Assigned task:
Word for word, repeat all the entries below, but without the pictures.

──────────

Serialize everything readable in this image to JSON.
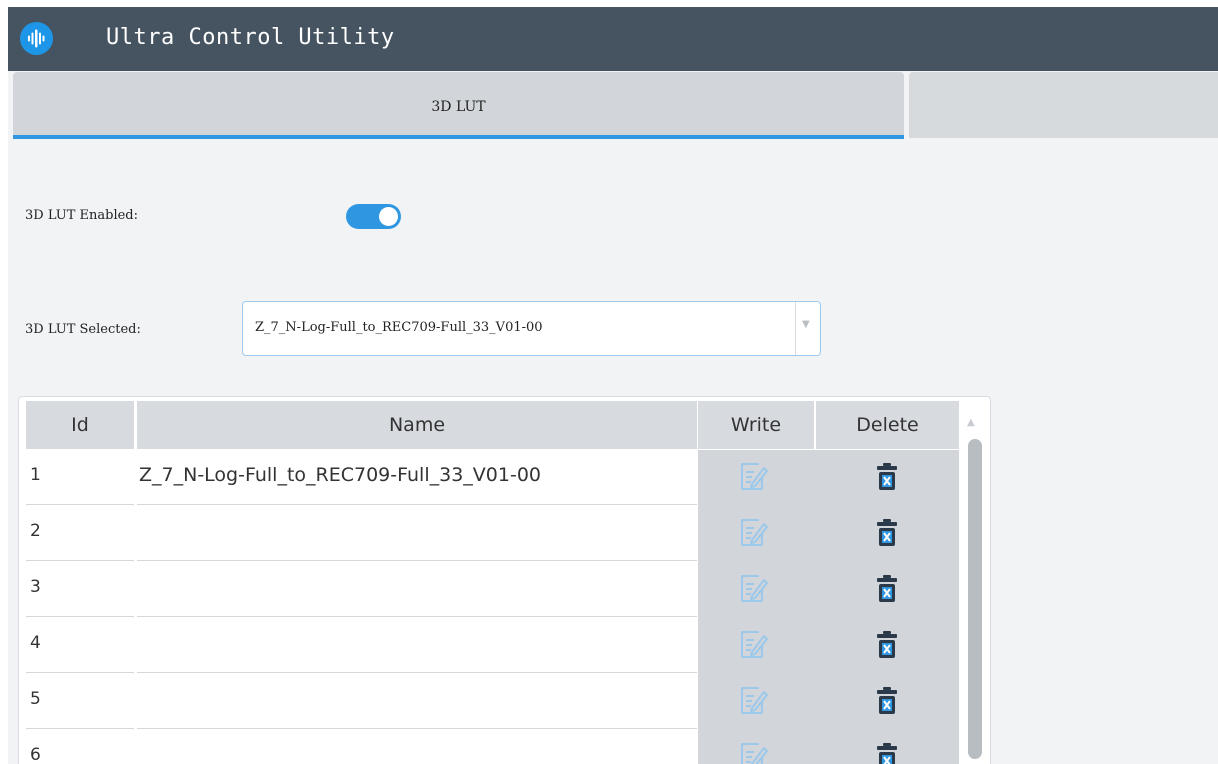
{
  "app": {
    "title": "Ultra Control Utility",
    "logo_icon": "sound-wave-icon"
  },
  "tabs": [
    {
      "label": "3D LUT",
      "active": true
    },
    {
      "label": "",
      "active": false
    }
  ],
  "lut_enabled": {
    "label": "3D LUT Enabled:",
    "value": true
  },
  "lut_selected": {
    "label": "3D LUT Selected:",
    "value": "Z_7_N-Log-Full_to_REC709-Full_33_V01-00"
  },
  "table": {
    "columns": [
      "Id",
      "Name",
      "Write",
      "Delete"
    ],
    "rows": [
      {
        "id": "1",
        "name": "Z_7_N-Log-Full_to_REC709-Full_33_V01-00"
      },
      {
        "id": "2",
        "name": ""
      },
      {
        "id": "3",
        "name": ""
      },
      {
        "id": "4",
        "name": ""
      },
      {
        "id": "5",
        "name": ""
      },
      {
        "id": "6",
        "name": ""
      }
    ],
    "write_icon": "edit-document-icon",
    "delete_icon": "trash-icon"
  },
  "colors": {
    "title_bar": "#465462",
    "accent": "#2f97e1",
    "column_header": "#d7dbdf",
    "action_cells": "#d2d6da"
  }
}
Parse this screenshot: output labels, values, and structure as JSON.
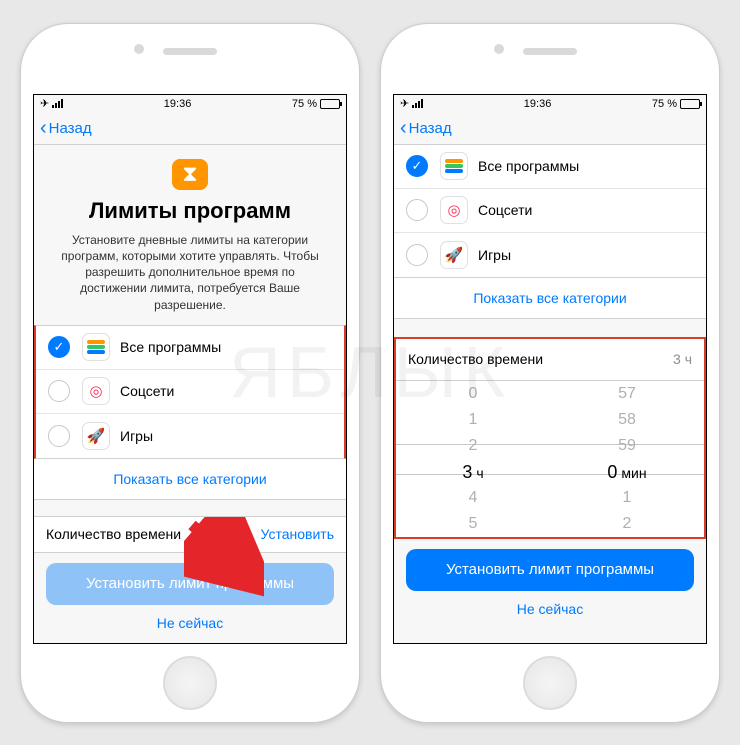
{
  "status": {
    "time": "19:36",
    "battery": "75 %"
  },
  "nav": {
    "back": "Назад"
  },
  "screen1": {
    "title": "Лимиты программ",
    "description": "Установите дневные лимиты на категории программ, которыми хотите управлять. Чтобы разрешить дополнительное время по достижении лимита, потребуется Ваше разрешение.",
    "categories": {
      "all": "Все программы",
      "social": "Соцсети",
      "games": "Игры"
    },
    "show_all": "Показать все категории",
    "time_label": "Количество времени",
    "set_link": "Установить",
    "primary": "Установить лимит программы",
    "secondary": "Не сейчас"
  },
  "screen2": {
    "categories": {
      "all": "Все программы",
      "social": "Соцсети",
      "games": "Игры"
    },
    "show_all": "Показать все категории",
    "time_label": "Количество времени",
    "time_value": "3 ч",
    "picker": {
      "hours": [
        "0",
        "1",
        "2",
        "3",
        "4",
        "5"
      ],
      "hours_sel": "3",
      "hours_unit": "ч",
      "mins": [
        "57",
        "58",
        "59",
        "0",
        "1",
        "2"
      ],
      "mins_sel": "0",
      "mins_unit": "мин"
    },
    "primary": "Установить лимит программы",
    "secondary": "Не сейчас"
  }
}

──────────

Written solution:
Serialize everything readable in this image to JSON.
{
  "app": {
    "title": "Ultra Control Utility",
    "logo_icon": "sound-wave-icon"
  },
  "tabs": [
    {
      "label": "3D LUT",
      "active": true
    },
    {
      "label": "",
      "active": false
    }
  ],
  "lut_enabled": {
    "label": "3D LUT Enabled:",
    "value": true
  },
  "lut_selected": {
    "label": "3D LUT Selected:",
    "value": "Z_7_N-Log-Full_to_REC709-Full_33_V01-00"
  },
  "table": {
    "columns": [
      "Id",
      "Name",
      "Write",
      "Delete"
    ],
    "rows": [
      {
        "id": "1",
        "name": "Z_7_N-Log-Full_to_REC709-Full_33_V01-00"
      },
      {
        "id": "2",
        "name": ""
      },
      {
        "id": "3",
        "name": ""
      },
      {
        "id": "4",
        "name": ""
      },
      {
        "id": "5",
        "name": ""
      },
      {
        "id": "6",
        "name": ""
      }
    ],
    "write_icon": "edit-document-icon",
    "delete_icon": "trash-icon"
  },
  "colors": {
    "title_bar": "#465462",
    "accent": "#2f97e1",
    "column_header": "#d7dbdf",
    "action_cells": "#d2d6da"
  }
}
Parse this screenshot: output labels, values, and structure as JSON.
{
  "status": {
    "time": "19:36",
    "battery": "75 %"
  },
  "nav": {
    "back": "Назад"
  },
  "screen1": {
    "title": "Лимиты программ",
    "description": "Установите дневные лимиты на категории программ, которыми хотите управлять. Чтобы разрешить дополнительное время по достижении лимита, потребуется Ваше разрешение.",
    "categories": {
      "all": "Все программы",
      "social": "Соцсети",
      "games": "Игры"
    },
    "show_all": "Показать все категории",
    "time_label": "Количество времени",
    "set_link": "Установить",
    "primary": "Установить лимит программы",
    "secondary": "Не сейчас"
  },
  "screen2": {
    "categories": {
      "all": "Все программы",
      "social": "Соцсети",
      "games": "Игры"
    },
    "show_all": "Показать все категории",
    "time_label": "Количество времени",
    "time_value": "3 ч",
    "picker": {
      "hours": [
        "0",
        "1",
        "2",
        "3",
        "4",
        "5"
      ],
      "hours_sel": "3",
      "hours_unit": "ч",
      "mins": [
        "57",
        "58",
        "59",
        "0",
        "1",
        "2"
      ],
      "mins_sel": "0",
      "mins_unit": "мин"
    },
    "primary": "Установить лимит программы",
    "secondary": "Не сейчас"
  }
}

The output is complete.